--- START ---

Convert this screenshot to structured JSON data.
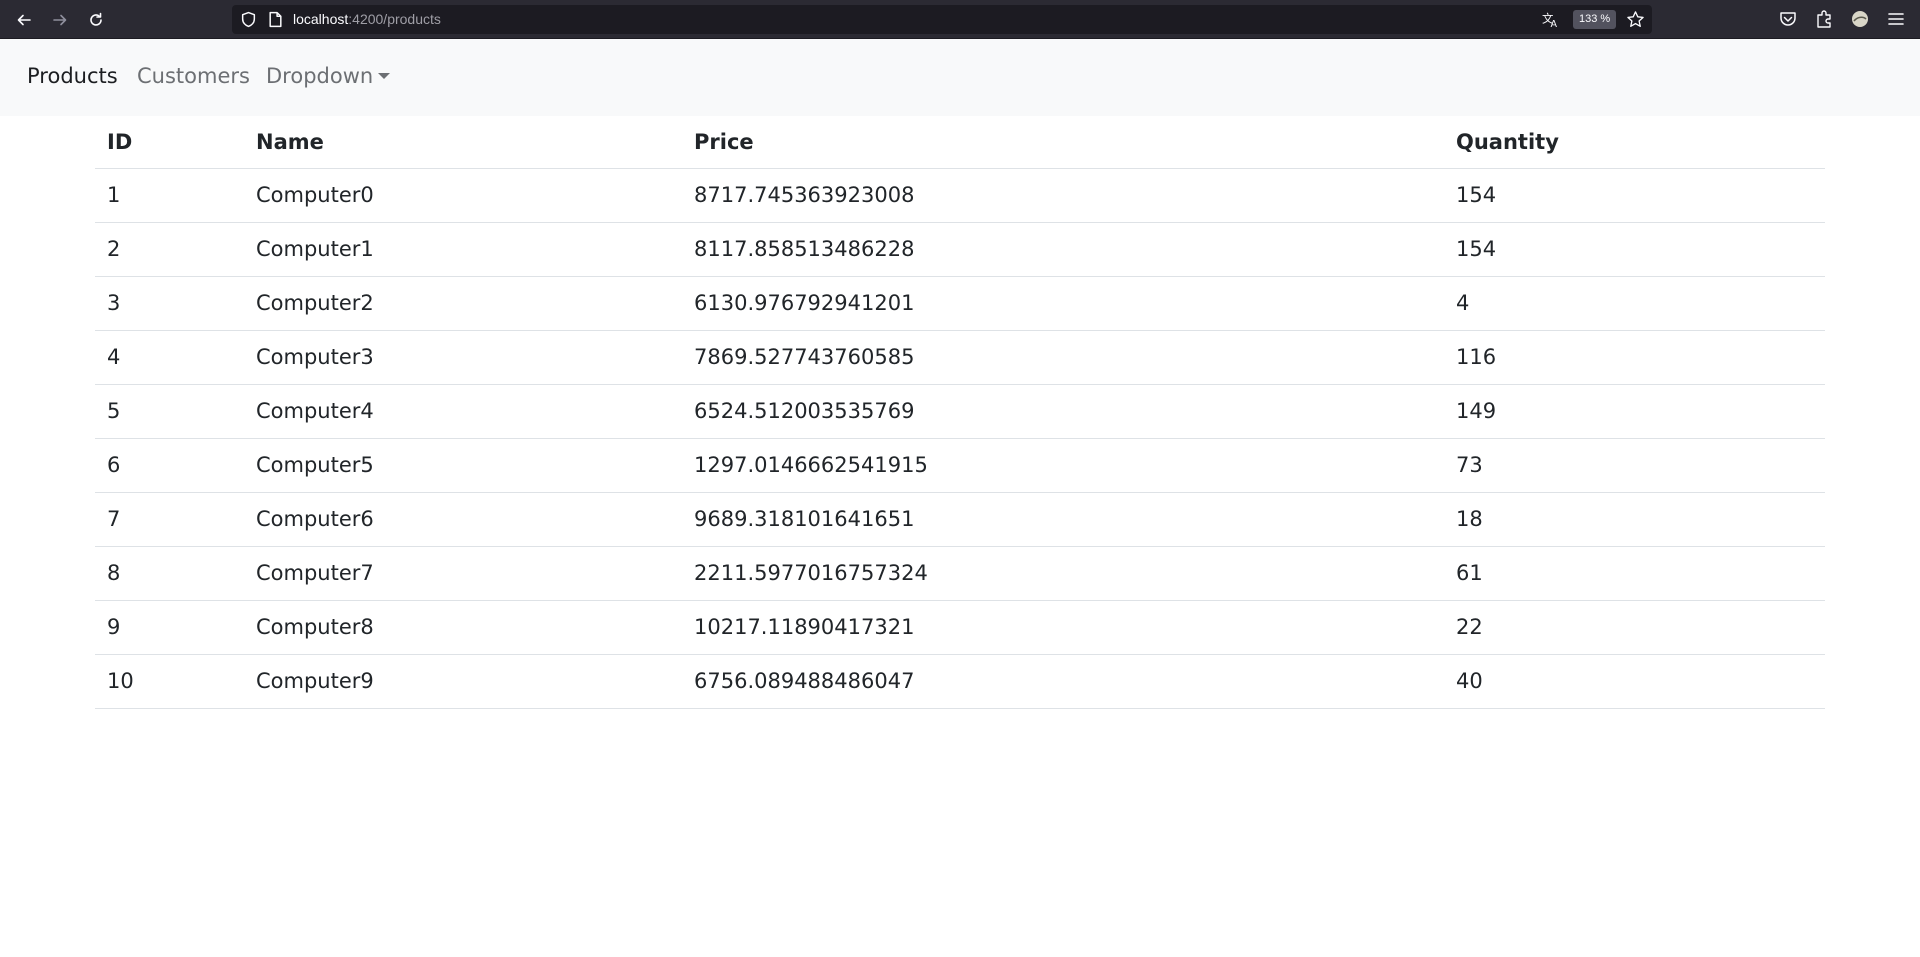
{
  "browser": {
    "url_host": "localhost",
    "url_path": ":4200/products",
    "zoom": "133 %"
  },
  "navbar": {
    "links": [
      {
        "label": "Products"
      },
      {
        "label": "Customers"
      },
      {
        "label": "Dropdown"
      }
    ]
  },
  "table": {
    "columns": [
      "ID",
      "Name",
      "Price",
      "Quantity"
    ],
    "rows": [
      [
        "1",
        "Computer0",
        "8717.745363923008",
        "154"
      ],
      [
        "2",
        "Computer1",
        "8117.858513486228",
        "154"
      ],
      [
        "3",
        "Computer2",
        "6130.976792941201",
        "4"
      ],
      [
        "4",
        "Computer3",
        "7869.527743760585",
        "116"
      ],
      [
        "5",
        "Computer4",
        "6524.512003535769",
        "149"
      ],
      [
        "6",
        "Computer5",
        "1297.0146662541915",
        "73"
      ],
      [
        "7",
        "Computer6",
        "9689.318101641651",
        "18"
      ],
      [
        "8",
        "Computer7",
        "2211.5977016757324",
        "61"
      ],
      [
        "9",
        "Computer8",
        "10217.11890417321",
        "22"
      ],
      [
        "10",
        "Computer9",
        "6756.089488486047",
        "40"
      ]
    ]
  }
}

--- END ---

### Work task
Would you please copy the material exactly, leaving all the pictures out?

### Reply
Convert this screenshot to structured JSON data.
{
  "browser": {
    "url_host": "localhost",
    "url_path": ":4200/products",
    "zoom": "133 %"
  },
  "navbar": {
    "links": [
      {
        "label": "Products"
      },
      {
        "label": "Customers"
      },
      {
        "label": "Dropdown"
      }
    ]
  },
  "table": {
    "columns": [
      "ID",
      "Name",
      "Price",
      "Quantity"
    ],
    "rows": [
      [
        "1",
        "Computer0",
        "8717.745363923008",
        "154"
      ],
      [
        "2",
        "Computer1",
        "8117.858513486228",
        "154"
      ],
      [
        "3",
        "Computer2",
        "6130.976792941201",
        "4"
      ],
      [
        "4",
        "Computer3",
        "7869.527743760585",
        "116"
      ],
      [
        "5",
        "Computer4",
        "6524.512003535769",
        "149"
      ],
      [
        "6",
        "Computer5",
        "1297.0146662541915",
        "73"
      ],
      [
        "7",
        "Computer6",
        "9689.318101641651",
        "18"
      ],
      [
        "8",
        "Computer7",
        "2211.5977016757324",
        "61"
      ],
      [
        "9",
        "Computer8",
        "10217.11890417321",
        "22"
      ],
      [
        "10",
        "Computer9",
        "6756.089488486047",
        "40"
      ]
    ]
  }
}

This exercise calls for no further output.